"We're pumped," outfielder Nelson Cruz said after the Rangers broke through offensively for a 10-3 win over the Athletics on Friday night. "We can taste it. Tomorrow we've got to come out and do it."
Starter Tommy Hunter picked up his 13th win of the season and designated hitter Vladimir Guerrero had three hits, including a home run and a three-run double, to help carry the offense. The Rangers were hanging on to a 2-1 lead going into the seventh before finally breaking through against Athletics starter Bobby Cramer and the Oakland bullpen.
"We're close," third baseman Michael Young said. "We're close. We played well tonight. Tommy threw the ball extremely well, and the bullpen did a great job. We played our brand of baseball tonight. We swung the bats, pitching and defense and we ran the bases well. That's the way we play."
Outfielder Jeff Francoeur also had three hits, including two that sparked the late-inning rallies. He hit a leadoff home run that ignited a five-run seventh and a leadoff single that started a three-run eighth.
"We needed this ballgame," Francoeur said. "We let out a lot of frustration on offense tonight. It's fun now. ... We know we're one more game away. Coming out tomorrow and taking care of business would be the perfect thing."
Manager Ron Washington said before the game that the Rangers needed somebody to step up offensively. Guerrero and Francoeur did just that.
"We just needed to stay positive," Guerrero said. "Not just me, the whole lineup. We just needed to stay focused and that's the one thing I brought tonight. I was able to open it up for us and get us going."
He did just that. The Rangers had gone 32 innings without scoring an earned run before Guerrero hit the first pitch of the second inning over the fence in deep right-center.

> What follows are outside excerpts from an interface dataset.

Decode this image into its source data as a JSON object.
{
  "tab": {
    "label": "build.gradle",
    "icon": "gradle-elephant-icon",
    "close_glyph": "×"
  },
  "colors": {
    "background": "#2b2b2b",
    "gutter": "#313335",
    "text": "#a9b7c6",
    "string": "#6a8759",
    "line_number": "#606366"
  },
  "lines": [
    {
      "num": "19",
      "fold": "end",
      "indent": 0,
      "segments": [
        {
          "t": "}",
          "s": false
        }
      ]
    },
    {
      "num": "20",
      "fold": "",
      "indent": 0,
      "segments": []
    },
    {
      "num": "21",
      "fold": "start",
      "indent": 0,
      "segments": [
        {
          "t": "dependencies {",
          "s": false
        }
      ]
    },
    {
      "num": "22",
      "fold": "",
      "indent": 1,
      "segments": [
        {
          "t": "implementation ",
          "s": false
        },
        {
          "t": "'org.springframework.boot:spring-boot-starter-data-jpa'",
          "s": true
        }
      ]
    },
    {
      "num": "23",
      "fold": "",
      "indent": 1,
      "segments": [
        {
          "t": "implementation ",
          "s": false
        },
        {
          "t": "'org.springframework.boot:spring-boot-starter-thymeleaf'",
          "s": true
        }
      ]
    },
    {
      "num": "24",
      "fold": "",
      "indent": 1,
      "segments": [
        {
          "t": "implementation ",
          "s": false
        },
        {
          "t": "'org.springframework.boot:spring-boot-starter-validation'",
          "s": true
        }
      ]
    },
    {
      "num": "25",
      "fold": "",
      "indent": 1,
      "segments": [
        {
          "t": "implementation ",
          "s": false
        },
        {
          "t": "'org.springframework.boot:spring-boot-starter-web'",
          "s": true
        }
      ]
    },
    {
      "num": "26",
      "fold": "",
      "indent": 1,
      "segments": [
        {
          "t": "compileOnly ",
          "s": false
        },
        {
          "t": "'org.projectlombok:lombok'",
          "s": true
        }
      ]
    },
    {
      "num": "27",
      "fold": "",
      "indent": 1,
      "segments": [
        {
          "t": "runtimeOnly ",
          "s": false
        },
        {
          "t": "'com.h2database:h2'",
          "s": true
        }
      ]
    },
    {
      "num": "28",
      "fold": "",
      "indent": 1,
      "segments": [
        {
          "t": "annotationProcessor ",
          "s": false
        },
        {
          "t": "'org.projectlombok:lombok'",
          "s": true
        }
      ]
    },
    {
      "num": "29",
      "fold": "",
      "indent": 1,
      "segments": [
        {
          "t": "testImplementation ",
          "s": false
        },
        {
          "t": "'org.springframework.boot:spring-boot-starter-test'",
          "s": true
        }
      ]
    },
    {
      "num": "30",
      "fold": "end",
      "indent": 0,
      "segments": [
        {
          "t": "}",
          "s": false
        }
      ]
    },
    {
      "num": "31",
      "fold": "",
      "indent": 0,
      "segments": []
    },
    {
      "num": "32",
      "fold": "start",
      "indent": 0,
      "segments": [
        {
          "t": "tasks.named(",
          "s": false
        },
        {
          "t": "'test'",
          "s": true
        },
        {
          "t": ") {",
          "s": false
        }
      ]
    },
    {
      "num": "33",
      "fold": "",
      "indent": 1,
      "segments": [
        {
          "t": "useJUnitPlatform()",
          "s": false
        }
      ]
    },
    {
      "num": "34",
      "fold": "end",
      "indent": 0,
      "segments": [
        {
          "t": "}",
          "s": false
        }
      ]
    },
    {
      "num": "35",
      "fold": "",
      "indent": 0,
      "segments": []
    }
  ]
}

It was his 28th home run of the season and gave the Rangers a 1-0 lead. They made it 2-0 in the fourth on a double by Ian Kinsler and a single by Francoeur.
At that point, Hunter was in command, allowing just four hits through five innings and sitting on a 2-0 lead. Then came the bottom of the sixth, which ultimately proved to be the most crucial moment of the game. Washington understood that clearly and managed that way.
Mark Ellis, sitting at the top of the Oakland lineup, led off with a single and, as Daric Barton was striking out on a full-count pitch, stole second. Kurt Suzuki then lined a sharp single to left, moving Ellis to third.
That left runners on the corners with one out and two left-handed hitters coming up in Jack Cust and Gabe Gross. Washington, concerned about Cust's power, brought in lefty specialist Clay Rapada. He struck out Cust on four pitches.
"I didn't want the momentum to change," Washington said. "I didn't want to see Jack Cust catch something and the momentum to change. You never know if they put runs on the board right there and go ahead what might happen. I was just trying to stop them from gaining momentum."
Athletics manager Bob Geren pinch-hit for Gross with right-handed-hitting Matt Carson, and Washington countered with righty sidearmer Darren O'Day. This was O'Day's first appearance since Sept. 10 as he has been dealing with tightness in his lower back. Carson muscled a single into left field to drive in Ellis but O'Day struck out Chris Carter to keep the Rangers up by one.
The offense responded by striking back immediately in the top of the seventh. Francoeur started the rally with a home run to left field off Cramer and Jorge Cantu doubled in the same direction.
Cramer was pulled for right-hander Boof Bonser and Chris Davis ran for Cantu. Bengie Molina moved Davis to third with a sacrifice bunt and Julio Borbon brought him home with a squeeze bunt. Borbon also beat the bunt out for a hit when Bonser bounced his throw to first.
The Rangers dropped a third straight bunt, this one by Elvis Andrus that moved Borbon to second. A walk to Young and an infield single by Cruz loaded the bases, and Guerrero followed with a double into the left-center-field alley that brought home three runs.
"Just timely hitting," Kinsler said. "We were able to get big hits tonight, especially with two outs. We may not score that many runs every night, but that's what we expect out of ourselves."
The Rangers, one night after being held to one hit, ended up with 18 on Friday. They were 7-for-15 with runners in scoring position.
"We had some chances, but obviously they had a lot more chances and did a lot more damage," Geren said. "They swung the bats extremely well tonight. They're a good-hitting team. You're not going to hold them down to one hit very often. They can swing the bats. They proved that tonight."
Now, the Rangers are expecting to pop some champagne. It's time to put it on ice.